Currently reading

Paul Hanley
A Month in the Country
Michael Holroyd, J.L. Carr
A Tale of the Dispossessed: A Novel
Laura Restrepo, Dolores M. Koch
Mesabi Pioneers
Jeffrey Smith, Russell Hill
The Crusades Through Arab Eyes
Jon Rothschild, Amin Maalouf
Island of a Thousand Mirrors
Nayomi Munaweera

The Elements of Power: Gadgets, Guns, and the Struggle for a Sustainable Future in the Rare Metal Age

The Elements of Power: Gadgets, Guns, and the Struggle for a Sustainable Future in the Rare Metal Age - David S. Abraham I'll never see my electronic gadgets the same way again! In this amazing book, David Abraham surveyed our current uses of rare metals, where they come from, how dependent on them we are, and what those consequences are. There was a great balance of science and tech and international politics and policy. As we work to make our lives better, more convenient, and greener (think batteries!), we're using more and more elements most people have never heard of. And since we don't mine those elements here in America, we lack both the awareness and the expertise to grasp the effects. Abraham bemoans the lack of American study and oversight of the technological changes we've made: is it okay to rely on China to mine these resources for us, outsourcing our pollution? Japan recently learned the hard way that rare elements are the foundation of their tech economy -- when China withheld them, Japan capitulated to China's policy demands. A small fraction of American's recycle their gadgets, but even when they do, only a small fraction of the metals are recovered; can we make recycling more green?

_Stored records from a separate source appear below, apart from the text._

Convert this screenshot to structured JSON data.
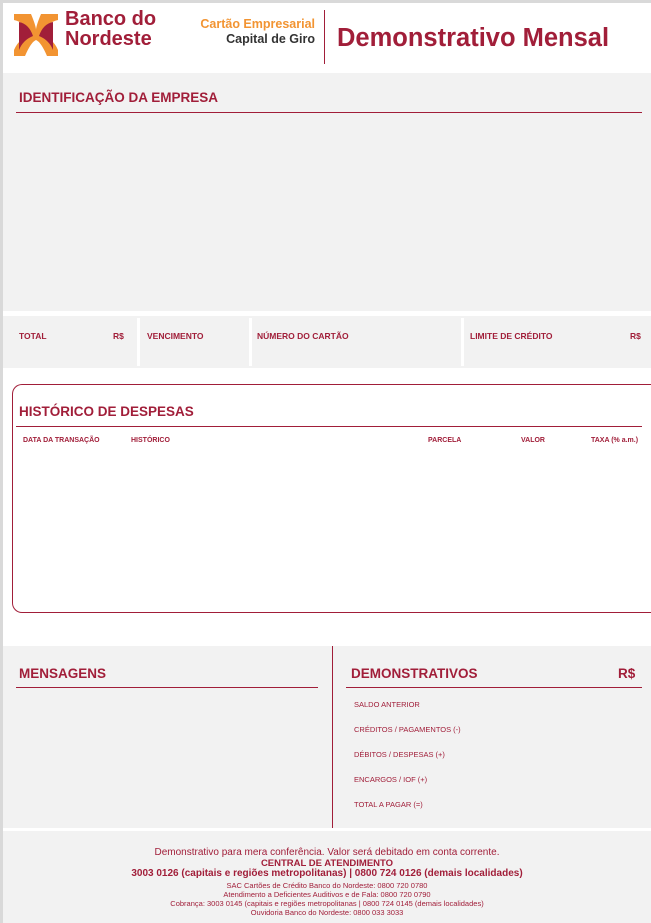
{
  "header": {
    "logo_line1": "Banco do",
    "logo_line2": "Nordeste",
    "product_line1": "Cartão Empresarial",
    "product_line2": "Capital de Giro",
    "title": "Demonstrativo Mensal"
  },
  "identificacao": {
    "title": "IDENTIFICAÇÃO DA EMPRESA"
  },
  "summary": {
    "total": "TOTAL",
    "total_currency": "R$",
    "vencimento": "VENCIMENTO",
    "numero_cartao": "NÚMERO DO CARTÃO",
    "limite": "LIMITE DE CRÉDITO",
    "limite_currency": "R$"
  },
  "historico": {
    "title": "HISTÓRICO DE DESPESAS",
    "columns": [
      "DATA DA TRANSAÇÃO",
      "HISTÓRICO",
      "PARCELA",
      "VALOR",
      "TAXA (% a.m.)"
    ]
  },
  "mensagens": {
    "title": "MENSAGENS"
  },
  "demonstrativos": {
    "title": "DEMONSTRATIVOS",
    "currency": "R$",
    "items": [
      "SALDO ANTERIOR",
      "CRÉDITOS / PAGAMENTOS (-)",
      "DÉBITOS / DESPESAS (+)",
      "ENCARGOS / IOF (+)",
      "TOTAL A PAGAR  (=)"
    ]
  },
  "footer": {
    "line1": "Demonstrativo para mera conferência. Valor será debitado em conta corrente.",
    "line2": "CENTRAL DE ATENDIMENTO",
    "line3": "3003 0126 (capitais e regiões metropolitanas) | 0800 724 0126 (demais localidades)",
    "line4": "SAC Cartões de Crédito Banco do Nordeste: 0800 720 0780",
    "line5": "Atendimento a Deficientes Auditivos e de Fala: 0800 720 0790",
    "line6": "Cobrança: 3003 0145 (capitais e regiões metropolitanas | 0800 724 0145 (demais localidades)",
    "line7": "Ouvidoria Banco do Nordeste: 0800 033 3033"
  },
  "colors": {
    "brand": "#a11e39",
    "accent": "#f29432",
    "panel": "#f2f2f2"
  }
}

The stat that really got my attention early on in the book was the fact that, though an Intel chip in the 1990s was built with only 15 elements, today Intel chips are manufactured with nearly 60 different elements. The supply chain is not secure; in fact, most companies don't really know where this stuff is coming from. Our own military has only recently realized that the security of this supply chain is a new vulnerability and set out to study it. As a 21st-century nation, we don't really train people in mining anymore. Colorado School of Mines is pretty much the only institution doing it, and they're rather isolated and short on funds.

Abraham calls for some action as well as awareness. These rare elements are already major international policy players. We should be organizing to ensure that we can influence how they are harvested, how much is supplied and how they are used. Before I read the book, that would have been a yawner for me. Not so anymore, which means that Abraham has a good chance of accomplishing what he set out to do. Now we just need to get enough folks to read it.

I got a free copy of this from Net Galley.